Source code release at pre-alpha launch on August 10, 2015.
See the conceptual design document for how the various bits fit together.
The Ind.ie pre-alpha has three main parts:
- Heartbeat: a peer-to-peer messaging and file synchronisation app.
- Waystone: an identity server and public post aggregator.
- Pulse: a peer-to-peer file synchronisation service (used in Heartbeat and Waystone).
Heartbeat is a peer-to-peer messaging and file synchronisation app.
It has three main components:
- Native UI in Swift and Cocoa.
- Cross-platform business logic in Node.js.
- Peer-to-peer file synchronisation service (Pulse Go) in Go.
Heartbeat’s audience is regular people who want to communicate with their friends in a private manner. It also enables everyday people to have their own independent web presence via public posts. If we want people to use Heartbeat, it must be a great experience. Heartbeat must respect the culture — norms, conventions, expectations, etc. — of the platforms that it runs on. The only way to achieve this is with a native UI. So, for every supported platform, Heartbeat will have a native UI.
In the pre-alpha, we are only supporting Mac OS X Yosemite. When Apple releases Mac OS X El Capitan, we will support that also.
This is a pragmatic decision based on resources. I’m the only developer on Heartbeat and Waystone and I currently don’t have the capacity to tackle other platforms.
For more information on this, read my reasoning behind choosing OS X as the first platform for Ind.ie. [LINK!]
I want to keep the codebase as simple and as portable as possible.
Having a Native UI is essential but we don’t need all the business logic to be in native code. Heartbeat is a hybrid app but not in the traditional sense of the term.
Hybrid is usually used to refer to web apps wrapped in native shells. This can never be a good experience as it does not respect the culture of the platform it runs on. I call this ‘hybrid wrong’.

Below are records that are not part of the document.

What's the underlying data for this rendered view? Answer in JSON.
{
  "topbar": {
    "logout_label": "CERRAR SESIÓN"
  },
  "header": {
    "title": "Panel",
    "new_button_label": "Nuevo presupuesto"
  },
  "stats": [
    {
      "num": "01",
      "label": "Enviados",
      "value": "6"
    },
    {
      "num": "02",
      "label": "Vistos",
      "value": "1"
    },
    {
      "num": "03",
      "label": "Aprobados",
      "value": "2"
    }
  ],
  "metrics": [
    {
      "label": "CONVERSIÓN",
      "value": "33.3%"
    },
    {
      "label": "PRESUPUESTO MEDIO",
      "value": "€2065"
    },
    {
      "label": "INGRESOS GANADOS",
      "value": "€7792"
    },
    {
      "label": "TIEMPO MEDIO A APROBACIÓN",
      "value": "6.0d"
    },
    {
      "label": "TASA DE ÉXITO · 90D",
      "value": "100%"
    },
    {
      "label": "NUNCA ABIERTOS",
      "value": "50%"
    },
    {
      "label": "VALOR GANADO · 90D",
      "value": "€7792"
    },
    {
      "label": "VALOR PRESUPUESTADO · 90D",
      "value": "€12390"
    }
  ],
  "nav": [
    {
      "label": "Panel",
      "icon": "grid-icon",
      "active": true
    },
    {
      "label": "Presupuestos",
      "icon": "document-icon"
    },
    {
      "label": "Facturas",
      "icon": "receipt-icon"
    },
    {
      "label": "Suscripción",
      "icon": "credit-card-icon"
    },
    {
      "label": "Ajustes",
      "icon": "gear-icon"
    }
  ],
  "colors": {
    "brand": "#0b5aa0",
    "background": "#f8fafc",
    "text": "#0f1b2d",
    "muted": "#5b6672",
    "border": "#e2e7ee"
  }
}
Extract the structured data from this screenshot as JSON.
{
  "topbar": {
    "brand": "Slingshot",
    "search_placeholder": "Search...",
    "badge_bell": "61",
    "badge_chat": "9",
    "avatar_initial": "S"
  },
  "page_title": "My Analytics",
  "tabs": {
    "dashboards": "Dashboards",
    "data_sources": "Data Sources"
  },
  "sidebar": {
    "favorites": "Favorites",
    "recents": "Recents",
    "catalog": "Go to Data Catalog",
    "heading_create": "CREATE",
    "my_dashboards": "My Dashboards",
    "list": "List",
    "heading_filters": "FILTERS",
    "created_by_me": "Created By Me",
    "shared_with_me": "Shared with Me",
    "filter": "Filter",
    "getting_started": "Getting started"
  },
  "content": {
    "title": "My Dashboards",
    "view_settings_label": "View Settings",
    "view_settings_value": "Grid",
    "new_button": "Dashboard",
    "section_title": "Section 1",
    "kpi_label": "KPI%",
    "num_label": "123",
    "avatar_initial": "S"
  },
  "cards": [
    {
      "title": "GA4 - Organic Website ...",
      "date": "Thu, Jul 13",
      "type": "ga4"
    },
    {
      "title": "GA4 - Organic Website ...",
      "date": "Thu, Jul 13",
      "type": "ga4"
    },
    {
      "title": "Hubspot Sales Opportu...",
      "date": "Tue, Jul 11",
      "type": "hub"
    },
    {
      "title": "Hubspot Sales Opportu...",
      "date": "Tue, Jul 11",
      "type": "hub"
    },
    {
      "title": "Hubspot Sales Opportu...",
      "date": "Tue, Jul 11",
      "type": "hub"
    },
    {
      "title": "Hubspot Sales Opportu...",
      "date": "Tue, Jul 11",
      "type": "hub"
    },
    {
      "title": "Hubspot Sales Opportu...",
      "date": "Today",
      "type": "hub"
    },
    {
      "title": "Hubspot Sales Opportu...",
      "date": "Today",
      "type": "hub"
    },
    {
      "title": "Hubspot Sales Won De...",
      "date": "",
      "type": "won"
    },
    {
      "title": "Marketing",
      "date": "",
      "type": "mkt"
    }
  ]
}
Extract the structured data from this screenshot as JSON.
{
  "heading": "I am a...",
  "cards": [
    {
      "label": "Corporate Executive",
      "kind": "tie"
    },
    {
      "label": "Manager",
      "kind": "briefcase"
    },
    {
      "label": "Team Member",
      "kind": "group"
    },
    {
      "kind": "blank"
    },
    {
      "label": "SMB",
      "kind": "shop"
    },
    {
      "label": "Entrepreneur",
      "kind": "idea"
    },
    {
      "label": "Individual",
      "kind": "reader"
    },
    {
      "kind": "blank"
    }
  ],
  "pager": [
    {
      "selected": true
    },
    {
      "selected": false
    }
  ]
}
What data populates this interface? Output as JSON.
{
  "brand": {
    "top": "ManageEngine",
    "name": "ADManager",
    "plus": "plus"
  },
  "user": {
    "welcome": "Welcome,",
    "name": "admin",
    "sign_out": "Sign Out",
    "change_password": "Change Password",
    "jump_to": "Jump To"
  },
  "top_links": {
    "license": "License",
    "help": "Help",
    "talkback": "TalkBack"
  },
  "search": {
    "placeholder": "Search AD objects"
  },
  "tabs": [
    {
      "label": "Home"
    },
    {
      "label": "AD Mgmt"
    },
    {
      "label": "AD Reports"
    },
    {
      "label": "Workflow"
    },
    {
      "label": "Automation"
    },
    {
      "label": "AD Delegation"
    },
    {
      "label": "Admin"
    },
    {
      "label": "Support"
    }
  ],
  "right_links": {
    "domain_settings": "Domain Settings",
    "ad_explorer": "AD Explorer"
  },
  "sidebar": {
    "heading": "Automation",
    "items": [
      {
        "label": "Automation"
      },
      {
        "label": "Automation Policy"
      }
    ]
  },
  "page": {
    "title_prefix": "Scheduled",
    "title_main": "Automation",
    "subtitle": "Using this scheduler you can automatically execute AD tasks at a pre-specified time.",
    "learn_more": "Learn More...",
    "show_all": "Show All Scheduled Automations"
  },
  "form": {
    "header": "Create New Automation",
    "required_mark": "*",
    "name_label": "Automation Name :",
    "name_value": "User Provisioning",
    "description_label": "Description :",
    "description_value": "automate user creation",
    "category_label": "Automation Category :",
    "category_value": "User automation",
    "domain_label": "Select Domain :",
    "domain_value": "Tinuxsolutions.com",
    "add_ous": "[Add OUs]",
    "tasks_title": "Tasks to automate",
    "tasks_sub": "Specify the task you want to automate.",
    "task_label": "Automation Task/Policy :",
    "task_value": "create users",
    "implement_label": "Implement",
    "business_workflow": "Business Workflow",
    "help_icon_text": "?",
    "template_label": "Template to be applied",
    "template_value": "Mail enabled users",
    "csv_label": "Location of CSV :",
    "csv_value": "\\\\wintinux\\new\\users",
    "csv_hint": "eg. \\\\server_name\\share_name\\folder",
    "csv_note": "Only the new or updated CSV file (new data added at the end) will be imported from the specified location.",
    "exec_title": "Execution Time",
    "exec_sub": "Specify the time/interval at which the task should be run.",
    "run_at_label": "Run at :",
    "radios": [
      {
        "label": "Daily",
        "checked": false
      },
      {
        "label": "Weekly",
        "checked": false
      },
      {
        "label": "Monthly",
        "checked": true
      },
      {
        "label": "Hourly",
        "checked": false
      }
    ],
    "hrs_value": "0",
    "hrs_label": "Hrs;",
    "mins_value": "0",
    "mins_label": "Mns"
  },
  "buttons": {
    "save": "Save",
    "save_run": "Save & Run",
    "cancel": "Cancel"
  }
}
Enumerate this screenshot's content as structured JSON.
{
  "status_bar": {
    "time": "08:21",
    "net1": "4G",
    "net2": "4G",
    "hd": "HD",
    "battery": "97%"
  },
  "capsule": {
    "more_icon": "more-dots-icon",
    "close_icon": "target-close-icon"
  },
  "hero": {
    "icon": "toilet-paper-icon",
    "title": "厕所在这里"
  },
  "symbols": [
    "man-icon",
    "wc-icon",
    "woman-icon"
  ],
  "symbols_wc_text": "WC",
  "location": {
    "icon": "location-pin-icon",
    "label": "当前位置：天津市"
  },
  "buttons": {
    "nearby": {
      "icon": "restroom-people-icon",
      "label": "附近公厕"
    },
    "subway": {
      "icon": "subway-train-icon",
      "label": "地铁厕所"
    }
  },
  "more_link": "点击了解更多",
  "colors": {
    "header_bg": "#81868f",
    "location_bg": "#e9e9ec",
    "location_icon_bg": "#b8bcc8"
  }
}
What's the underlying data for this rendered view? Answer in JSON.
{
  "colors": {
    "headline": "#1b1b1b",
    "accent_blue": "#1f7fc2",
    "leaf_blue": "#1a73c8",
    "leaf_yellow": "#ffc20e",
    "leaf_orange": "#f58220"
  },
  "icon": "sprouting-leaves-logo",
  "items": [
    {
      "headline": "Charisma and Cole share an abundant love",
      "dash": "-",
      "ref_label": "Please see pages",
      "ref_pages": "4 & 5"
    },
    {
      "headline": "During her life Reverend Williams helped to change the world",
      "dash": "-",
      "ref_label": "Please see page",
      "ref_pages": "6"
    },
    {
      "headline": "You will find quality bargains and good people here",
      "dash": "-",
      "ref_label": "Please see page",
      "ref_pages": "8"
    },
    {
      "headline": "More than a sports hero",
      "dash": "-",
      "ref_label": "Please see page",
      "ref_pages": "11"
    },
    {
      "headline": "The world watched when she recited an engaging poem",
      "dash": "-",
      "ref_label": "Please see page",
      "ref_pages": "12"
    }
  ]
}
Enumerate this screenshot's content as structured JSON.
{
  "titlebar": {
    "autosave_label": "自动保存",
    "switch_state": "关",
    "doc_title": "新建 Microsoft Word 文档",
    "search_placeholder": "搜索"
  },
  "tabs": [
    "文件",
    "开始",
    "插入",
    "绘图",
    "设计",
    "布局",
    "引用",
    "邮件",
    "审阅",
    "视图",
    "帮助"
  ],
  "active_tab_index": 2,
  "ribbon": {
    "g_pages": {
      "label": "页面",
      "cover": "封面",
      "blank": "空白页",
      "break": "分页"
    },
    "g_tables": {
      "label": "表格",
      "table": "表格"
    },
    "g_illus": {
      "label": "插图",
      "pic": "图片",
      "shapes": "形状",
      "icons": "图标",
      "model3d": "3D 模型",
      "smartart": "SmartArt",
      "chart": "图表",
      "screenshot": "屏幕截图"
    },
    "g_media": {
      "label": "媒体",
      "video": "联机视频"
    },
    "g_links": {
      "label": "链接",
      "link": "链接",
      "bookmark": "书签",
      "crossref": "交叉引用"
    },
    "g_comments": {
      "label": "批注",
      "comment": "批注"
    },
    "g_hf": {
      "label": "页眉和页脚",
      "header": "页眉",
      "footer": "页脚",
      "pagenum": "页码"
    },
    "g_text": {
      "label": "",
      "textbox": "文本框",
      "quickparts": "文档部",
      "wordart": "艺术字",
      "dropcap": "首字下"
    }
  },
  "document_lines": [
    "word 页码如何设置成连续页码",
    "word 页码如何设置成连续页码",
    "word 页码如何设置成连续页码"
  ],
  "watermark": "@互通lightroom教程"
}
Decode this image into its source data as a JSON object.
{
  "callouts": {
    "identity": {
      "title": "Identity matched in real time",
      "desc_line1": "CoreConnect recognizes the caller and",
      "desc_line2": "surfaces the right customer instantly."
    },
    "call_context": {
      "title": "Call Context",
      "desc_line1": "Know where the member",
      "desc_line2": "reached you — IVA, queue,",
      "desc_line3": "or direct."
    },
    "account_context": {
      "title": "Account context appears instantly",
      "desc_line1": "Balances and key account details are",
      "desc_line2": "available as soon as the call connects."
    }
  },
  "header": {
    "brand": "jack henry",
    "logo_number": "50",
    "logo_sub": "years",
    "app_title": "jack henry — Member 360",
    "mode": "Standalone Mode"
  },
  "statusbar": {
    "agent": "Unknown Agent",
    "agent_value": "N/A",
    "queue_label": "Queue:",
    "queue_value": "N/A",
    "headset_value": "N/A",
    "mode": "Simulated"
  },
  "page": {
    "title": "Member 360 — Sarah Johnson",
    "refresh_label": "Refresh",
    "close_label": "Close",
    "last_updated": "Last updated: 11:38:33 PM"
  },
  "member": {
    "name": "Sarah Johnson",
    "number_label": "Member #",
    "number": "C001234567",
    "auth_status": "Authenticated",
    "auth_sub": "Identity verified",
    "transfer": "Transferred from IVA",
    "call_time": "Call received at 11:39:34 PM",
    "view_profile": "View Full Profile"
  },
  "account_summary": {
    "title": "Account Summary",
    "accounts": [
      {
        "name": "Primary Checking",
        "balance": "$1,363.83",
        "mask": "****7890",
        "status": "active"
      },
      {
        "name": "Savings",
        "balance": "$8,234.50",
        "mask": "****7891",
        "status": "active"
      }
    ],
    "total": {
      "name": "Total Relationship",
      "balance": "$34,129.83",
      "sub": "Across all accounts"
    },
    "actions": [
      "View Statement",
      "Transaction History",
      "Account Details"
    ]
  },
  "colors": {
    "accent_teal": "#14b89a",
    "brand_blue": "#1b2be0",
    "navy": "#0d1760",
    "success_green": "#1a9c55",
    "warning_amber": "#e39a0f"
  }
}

Heartbeat is hybrid in that it embeds Node.js and runs a Node.js process to handle much of the business logic. The UI, however, is native.
Let’s call this hybrid right to distinguish it from hybrid wrong.
By having our business logic in Node.js we make it easier to port Heartbeat to other platforms in the future. We also lower the barrier of entry for people who want to contribute to development.
Waystone has two main components:
Waystone uses Node.js and, like Heartbeat, manages a Pulse Go process.
Pulse’s restarts are huge problem for Waystone. My long-term goal is to remove Waystone altogether from the design of the system. This is both to make Heartbeat scalable and completely decentralised.
Pulse is a fork of Syncthing. It is an efficient service for synchronising files between peers.
In the pre-alpha, the Node.js process in Heartbeat and Waystone launch and manage the Pulse process.
One of the limitations of the pre-alpha is that Pulse requires restarts. There is a lot of logic in the Node codebase to work around these restarts with as much grace as possible. Our plan is to move from the Go version of Pulse to the Swift version of Syncthing that Mark and Stefan are working on. This will remove much of the complexity from the Node side of things. Once this transition is complete, Pulse will refer only to the Swift version of Syncthing.
Once the Swift version is ready, we’re going to drop Pulse Go. If you want peer-to-peer file synchronisation
outside of Heartbeat, I highly recommend using Syncthing instead.